Engineering the Summer: PhD student Christopher Eom at Intel

The first microprocessor ever sold on the commercial market was released in 1971, and since then, the computing world has been on a wary countdown. As Intel co-founder Gordon Moore observed, the power of microprocessors, specifically the number of transistors inside a microprocessor, doubles roughly every two years, a prognostication now called Moore’s Law.

But, Moore’s Law only speculated that the trend would last for ten years. Now, after decades of rapid development, many wonder if we are nearing the plateau of microchip technology.

To prevent that technological stall, companies are investigating new manufacturing techniques, including directed self-assembly, or DSA. This technology relies on specially engineered nanomaterials that, when heated, can assemble themselves into a desired structure, such as the complex networks used in microchips.

Christopher Eom, a fourth-year PhD student at the University of Chicago’s Pritzker School of Molecular Engineering (PME), studies directed self-assembly, and this summer he’s bringing his expertise to an internship with Intel.

What first sparked your interest in materials science?

I come from a chemistry background, and the work I’ve always found most fulfilling are projects where chemistry can be concretely tied to a given application or larger purpose. This takes form, for instance, in the design of emerging materials for next-generation electronic devices. The most engaging part of my work has been playing with the design of materials on a molecular level via chemistry and then seeing how that affects the material’s properties down the line.

What are you working on at PME?

My work involves the directed self-assembly of block copolymers (BCPs). In a nutshell, DSA has been a strategy, in large part pioneered by PME Prof. Paul Nealey, to make smaller and smaller features in microprocessor chip manufacturing.

DSA has already been successful in meeting a number of stringent manufacturing criteria of the semiconductor industry, and incorporating DSA into the industrial pipeline is an active process at companies such as Intel.

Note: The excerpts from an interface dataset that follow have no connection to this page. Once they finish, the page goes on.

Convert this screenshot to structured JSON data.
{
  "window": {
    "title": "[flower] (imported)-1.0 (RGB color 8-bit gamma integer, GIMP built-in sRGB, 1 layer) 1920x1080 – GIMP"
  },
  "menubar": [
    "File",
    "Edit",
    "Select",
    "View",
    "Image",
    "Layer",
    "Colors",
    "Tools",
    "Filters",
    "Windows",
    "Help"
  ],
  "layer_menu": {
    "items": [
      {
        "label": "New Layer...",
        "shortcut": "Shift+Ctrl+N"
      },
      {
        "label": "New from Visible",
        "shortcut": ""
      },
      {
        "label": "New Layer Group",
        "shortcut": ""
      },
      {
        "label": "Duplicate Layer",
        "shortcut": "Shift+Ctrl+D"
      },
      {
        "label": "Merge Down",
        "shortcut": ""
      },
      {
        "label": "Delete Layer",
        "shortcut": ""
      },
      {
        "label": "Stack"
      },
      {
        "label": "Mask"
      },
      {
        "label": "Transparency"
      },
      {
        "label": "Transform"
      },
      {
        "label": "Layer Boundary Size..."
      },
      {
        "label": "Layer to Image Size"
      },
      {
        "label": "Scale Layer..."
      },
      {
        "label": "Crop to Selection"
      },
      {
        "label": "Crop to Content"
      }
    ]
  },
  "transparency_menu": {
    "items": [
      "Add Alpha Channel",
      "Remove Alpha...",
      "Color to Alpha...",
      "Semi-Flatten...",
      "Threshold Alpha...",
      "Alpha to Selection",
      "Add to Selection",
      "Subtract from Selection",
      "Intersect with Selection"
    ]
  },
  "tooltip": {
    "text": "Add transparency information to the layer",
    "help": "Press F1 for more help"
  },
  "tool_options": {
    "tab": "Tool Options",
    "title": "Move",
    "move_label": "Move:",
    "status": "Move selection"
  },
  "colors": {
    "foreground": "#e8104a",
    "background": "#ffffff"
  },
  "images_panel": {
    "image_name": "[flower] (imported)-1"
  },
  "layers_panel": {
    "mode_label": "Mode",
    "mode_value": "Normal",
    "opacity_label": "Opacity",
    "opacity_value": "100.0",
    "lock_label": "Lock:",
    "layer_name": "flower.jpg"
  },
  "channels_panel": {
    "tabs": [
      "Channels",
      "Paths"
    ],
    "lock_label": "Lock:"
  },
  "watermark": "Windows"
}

My work is focused on an early step in the process: the BCPs themselves. I’m trying to figure out whether BCPs can be chemically designed to satisfy a broad range of covarying properties. To do that, I’m using a high-throughput screening approach to make a large library of BCPs which would ultimately allow engineers to pick and choose the best BCPs for a given application.

Talk to me about your internship. How has the experience been?

It's been a great experience! The people here have made me feel welcome and the work culture is very healthy.

My work at Intel primarily focuses on the development of state-of-the-art fabrication tools and methods for processing novel BCPs for DSA, drawing strongly from science developed in academic labs such as the Nealey Group.

It’s a very exciting juncture to be at. It’s made me really value the opportunities I’ve had at PME, and how my research can help drive new technologies at a company like Intel.

The barriers between academia and industry are blurred within Components Research, as the work here is inextricably linked to both. Outside of the internship, Portland is a fun city and the surrounding nature is absolutely breathtaking, so I spend my weekends taking it in.

How do you see your field growing in the coming years?

The situation surrounding microprocessor chip manufacturing has been evolving quickly and unpredictably, but it's undeniable that the demand for high-performance chips won't be slowing down any time soon. There are so many everyday technologies that rely heavily on them.

Considering all the research being done in the field, whether it be in academic labs or in industrial manufacturing such as at Intel, I think the need for innovative science and research on how to improve the performance of these chips will continue to be crucial in the next 10 to 20 years. I think DSA will be a key part of that.

What role do you hope to play in that vision of the future?

I want to be involved in both the technological mission of a product as well as the fundamental science behind it. From my experience, I have found that a good grasp of the fundamental science has helped me think more deeply about effective product development. As such, I would like my role in the future to straddle both those efforts, and I'm working to make sure my experiences now will make me better equipped to do exactly that.

How has the environment at PME influenced your work?

The people I have been surrounded by at PME, as well as the wider culture, have made a huge impact on my graduate training. I’ve been fortunate to work with a great group of peers who’ve given me truly valuable feedback and advice on my work.

My advisor, Prof. Nealey, has similarly given great insight into my research, while simultaneously keeping my best interests and success as a scientist in mind, including by advocating for this internship.

Finally, the diversity of what people pursue scientifically at PME, combined with the ease of cross-collaboration, gives me solace that I will come out of this program with research that is unique, and training that will equip me to pursue scientific questions and demands.

PME is at the forefront of engineering and science related to materials systems, addressing challenges and technological issues that have a major impact on humanity and quality of life.

Click here for more information on the Molecular Engineering PhD and PME’s other world-class programs.